## EXERCISE OBJECTIVE
The records below are to be reproduced word for word.

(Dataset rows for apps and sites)
BEGIN

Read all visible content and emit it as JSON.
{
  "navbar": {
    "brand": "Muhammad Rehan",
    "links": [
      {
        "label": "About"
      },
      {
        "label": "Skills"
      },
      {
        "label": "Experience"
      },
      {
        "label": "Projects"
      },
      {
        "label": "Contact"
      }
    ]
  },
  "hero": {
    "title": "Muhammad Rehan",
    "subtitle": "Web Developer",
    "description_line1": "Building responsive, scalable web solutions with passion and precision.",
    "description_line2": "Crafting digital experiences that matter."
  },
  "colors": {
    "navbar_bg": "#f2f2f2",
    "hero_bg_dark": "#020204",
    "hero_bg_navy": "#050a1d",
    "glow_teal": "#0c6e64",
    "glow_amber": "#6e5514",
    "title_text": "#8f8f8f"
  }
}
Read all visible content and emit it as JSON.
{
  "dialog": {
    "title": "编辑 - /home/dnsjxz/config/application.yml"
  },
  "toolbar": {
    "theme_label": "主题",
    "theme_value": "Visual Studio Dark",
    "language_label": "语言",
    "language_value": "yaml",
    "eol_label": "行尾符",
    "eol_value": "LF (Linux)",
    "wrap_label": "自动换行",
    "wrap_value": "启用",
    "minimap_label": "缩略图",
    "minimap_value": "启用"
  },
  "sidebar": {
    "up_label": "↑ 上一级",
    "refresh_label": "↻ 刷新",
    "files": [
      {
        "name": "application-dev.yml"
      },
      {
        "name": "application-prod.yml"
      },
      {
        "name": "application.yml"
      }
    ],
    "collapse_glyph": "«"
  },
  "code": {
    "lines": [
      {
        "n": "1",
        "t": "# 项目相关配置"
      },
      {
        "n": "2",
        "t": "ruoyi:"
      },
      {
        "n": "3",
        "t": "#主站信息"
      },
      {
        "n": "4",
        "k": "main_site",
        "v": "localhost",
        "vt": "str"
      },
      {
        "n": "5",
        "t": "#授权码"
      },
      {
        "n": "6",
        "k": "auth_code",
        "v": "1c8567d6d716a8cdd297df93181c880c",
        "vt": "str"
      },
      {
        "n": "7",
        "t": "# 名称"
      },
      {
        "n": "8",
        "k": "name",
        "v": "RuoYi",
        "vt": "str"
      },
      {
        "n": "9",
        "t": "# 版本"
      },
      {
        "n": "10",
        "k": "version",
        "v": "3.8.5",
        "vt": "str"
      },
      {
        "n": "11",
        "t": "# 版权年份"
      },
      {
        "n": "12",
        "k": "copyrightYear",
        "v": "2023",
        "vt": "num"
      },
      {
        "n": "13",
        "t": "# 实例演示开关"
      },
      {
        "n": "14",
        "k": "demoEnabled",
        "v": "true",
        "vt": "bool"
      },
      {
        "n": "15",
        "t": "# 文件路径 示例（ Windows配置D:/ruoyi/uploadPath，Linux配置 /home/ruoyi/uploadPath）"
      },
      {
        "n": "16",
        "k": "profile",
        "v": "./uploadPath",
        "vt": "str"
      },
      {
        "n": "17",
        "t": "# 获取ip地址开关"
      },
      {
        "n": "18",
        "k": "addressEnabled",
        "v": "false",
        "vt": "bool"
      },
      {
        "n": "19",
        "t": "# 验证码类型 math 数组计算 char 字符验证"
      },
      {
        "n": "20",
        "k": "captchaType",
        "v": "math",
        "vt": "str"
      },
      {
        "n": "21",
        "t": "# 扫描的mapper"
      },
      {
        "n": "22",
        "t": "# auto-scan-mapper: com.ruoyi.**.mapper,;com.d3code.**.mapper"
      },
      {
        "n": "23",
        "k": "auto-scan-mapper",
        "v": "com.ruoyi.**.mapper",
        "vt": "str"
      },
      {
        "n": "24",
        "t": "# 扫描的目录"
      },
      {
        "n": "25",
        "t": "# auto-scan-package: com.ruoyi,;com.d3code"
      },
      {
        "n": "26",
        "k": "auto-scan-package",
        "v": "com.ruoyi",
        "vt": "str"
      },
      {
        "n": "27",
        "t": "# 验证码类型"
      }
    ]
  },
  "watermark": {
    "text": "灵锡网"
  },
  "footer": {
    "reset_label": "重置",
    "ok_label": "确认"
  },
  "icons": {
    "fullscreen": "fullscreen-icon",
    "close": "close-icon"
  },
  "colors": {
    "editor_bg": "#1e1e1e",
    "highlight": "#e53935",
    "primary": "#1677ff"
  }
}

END

## OUTPUT BELOW
Read all visible content and emit it as JSON.
{
  "navbar": {
    "brand": "Muhammad Rehan",
    "links": [
      {
        "label": "About"
      },
      {
        "label": "Skills"
      },
      {
        "label": "Experience"
      },
      {
        "label": "Projects"
      },
      {
        "label": "Contact"
      }
    ]
  },
  "hero": {
    "title": "Muhammad Rehan",
    "subtitle": "Web Developer",
    "description_line1": "Building responsive, scalable web solutions with passion and precision.",
    "description_line2": "Crafting digital experiences that matter."
  },
  "colors": {
    "navbar_bg": "#f2f2f2",
    "hero_bg_dark": "#020204",
    "hero_bg_navy": "#050a1d",
    "glow_teal": "#0c6e64",
    "glow_amber": "#6e5514",
    "title_text": "#8f8f8f"
  }
}
Read all visible content and emit it as JSON.
{
  "dialog": {
    "title": "编辑 - /home/dnsjxz/config/application.yml"
  },
  "toolbar": {
    "theme_label": "主题",
    "theme_value": "Visual Studio Dark",
    "language_label": "语言",
    "language_value": "yaml",
    "eol_label": "行尾符",
    "eol_value": "LF (Linux)",
    "wrap_label": "自动换行",
    "wrap_value": "启用",
    "minimap_label": "缩略图",
    "minimap_value": "启用"
  },
  "sidebar": {
    "up_label": "↑ 上一级",
    "refresh_label": "↻ 刷新",
    "files": [
      {
        "name": "application-dev.yml"
      },
      {
        "name": "application-prod.yml"
      },
      {
        "name": "application.yml"
      }
    ],
    "collapse_glyph": "«"
  },
  "code": {
    "lines": [
      {
        "n": "1",
        "t": "# 项目相关配置"
      },
      {
        "n": "2",
        "t": "ruoyi:"
      },
      {
        "n": "3",
        "t": "#主站信息"
      },
      {
        "n": "4",
        "k": "main_site",
        "v": "localhost",
        "vt": "str"
      },
      {
        "n": "5",
        "t": "#授权码"
      },
      {
        "n": "6",
        "k": "auth_code",
        "v": "1c8567d6d716a8cdd297df93181c880c",
        "vt": "str"
      },
      {
        "n": "7",
        "t": "# 名称"
      },
      {
        "n": "8",
        "k": "name",
        "v": "RuoYi",
        "vt": "str"
      },
      {
        "n": "9",
        "t": "# 版本"
      },
      {
        "n": "10",
        "k": "version",
        "v": "3.8.5",
        "vt": "str"
      },
      {
        "n": "11",
        "t": "# 版权年份"
      },
      {
        "n": "12",
        "k": "copyrightYear",
        "v": "2023",
        "vt": "num"
      },
      {
        "n": "13",
        "t": "# 实例演示开关"
      },
      {
        "n": "14",
        "k": "demoEnabled",
        "v": "true",
        "vt": "bool"
      },
      {
        "n": "15",
        "t": "# 文件路径 示例（ Windows配置D:/ruoyi/uploadPath，Linux配置 /home/ruoyi/uploadPath）"
      },
      {
        "n": "16",
        "k": "profile",
        "v": "./uploadPath",
        "vt": "str"
      },
      {
        "n": "17",
        "t": "# 获取ip地址开关"
      },
      {
        "n": "18",
        "k": "addressEnabled",
        "v": "false",
        "vt": "bool"
      },
      {
        "n": "19",
        "t": "# 验证码类型 math 数组计算 char 字符验证"
      },
      {
        "n": "20",
        "k": "captchaType",
        "v": "math",
        "vt": "str"
      },
      {
        "n": "21",
        "t": "# 扫描的mapper"
      },
      {
        "n": "22",
        "t": "# auto-scan-mapper: com.ruoyi.**.mapper,;com.d3code.**.mapper"
      },
      {
        "n": "23",
        "k": "auto-scan-mapper",
        "v": "com.ruoyi.**.mapper",
        "vt": "str"
      },
      {
        "n": "24",
        "t": "# 扫描的目录"
      },
      {
        "n": "25",
        "t": "# auto-scan-package: com.ruoyi,;com.d3code"
      },
      {
        "n": "26",
        "k": "auto-scan-package",
        "v": "com.ruoyi",
        "vt": "str"
      },
      {
        "n": "27",
        "t": "# 验证码类型"
      }
    ]
  },
  "watermark": {
    "text": "灵锡网"
  },
  "footer": {
    "reset_label": "重置",
    "ok_label": "确认"
  },
  "icons": {
    "fullscreen": "fullscreen-icon",
    "close": "close-icon"
  },
  "colors": {
    "editor_bg": "#1e1e1e",
    "highlight": "#e53935",
    "primary": "#1677ff"
  }
}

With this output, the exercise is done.